Find the word "Ixelles" in the data. Return every line where it appears.
***** EXERCISE DATA
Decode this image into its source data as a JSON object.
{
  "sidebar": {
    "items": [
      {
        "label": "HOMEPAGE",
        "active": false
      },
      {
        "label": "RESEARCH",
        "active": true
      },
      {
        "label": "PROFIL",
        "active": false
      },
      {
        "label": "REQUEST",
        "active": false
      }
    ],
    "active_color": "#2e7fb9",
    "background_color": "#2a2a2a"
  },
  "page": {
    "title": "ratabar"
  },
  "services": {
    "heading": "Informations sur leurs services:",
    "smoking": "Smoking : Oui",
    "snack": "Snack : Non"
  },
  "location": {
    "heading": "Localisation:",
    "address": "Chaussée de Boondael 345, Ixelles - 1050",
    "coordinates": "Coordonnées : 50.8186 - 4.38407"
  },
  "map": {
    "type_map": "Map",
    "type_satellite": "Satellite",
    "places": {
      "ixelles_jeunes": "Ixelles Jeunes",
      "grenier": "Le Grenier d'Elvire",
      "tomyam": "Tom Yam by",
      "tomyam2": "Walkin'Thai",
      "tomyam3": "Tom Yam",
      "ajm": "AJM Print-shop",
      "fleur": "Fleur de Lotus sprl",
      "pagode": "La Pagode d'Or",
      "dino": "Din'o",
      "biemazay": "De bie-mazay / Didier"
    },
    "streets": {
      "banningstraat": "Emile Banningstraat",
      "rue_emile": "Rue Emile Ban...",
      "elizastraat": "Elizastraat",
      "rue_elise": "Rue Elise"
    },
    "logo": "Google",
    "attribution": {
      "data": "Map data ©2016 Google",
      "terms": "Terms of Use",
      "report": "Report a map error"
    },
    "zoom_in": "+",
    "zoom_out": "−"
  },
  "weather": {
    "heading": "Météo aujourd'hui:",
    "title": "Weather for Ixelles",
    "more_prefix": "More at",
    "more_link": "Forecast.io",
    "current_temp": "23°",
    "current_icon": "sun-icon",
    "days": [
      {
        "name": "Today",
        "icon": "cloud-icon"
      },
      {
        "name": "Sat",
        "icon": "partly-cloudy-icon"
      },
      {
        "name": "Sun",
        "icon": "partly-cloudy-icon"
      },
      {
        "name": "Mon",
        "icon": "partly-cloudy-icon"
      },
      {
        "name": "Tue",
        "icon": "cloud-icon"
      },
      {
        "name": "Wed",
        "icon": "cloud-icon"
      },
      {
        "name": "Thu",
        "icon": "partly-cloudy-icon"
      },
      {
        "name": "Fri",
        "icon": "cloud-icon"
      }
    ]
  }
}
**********
RESPONSE TO THE EXERCISE:
    "address": "Chaussée de Boondael 345, Ixelles - 1050",
      "ixelles_jeunes": "Ixelles Jeunes",
    "title": "Weather for Ixelles",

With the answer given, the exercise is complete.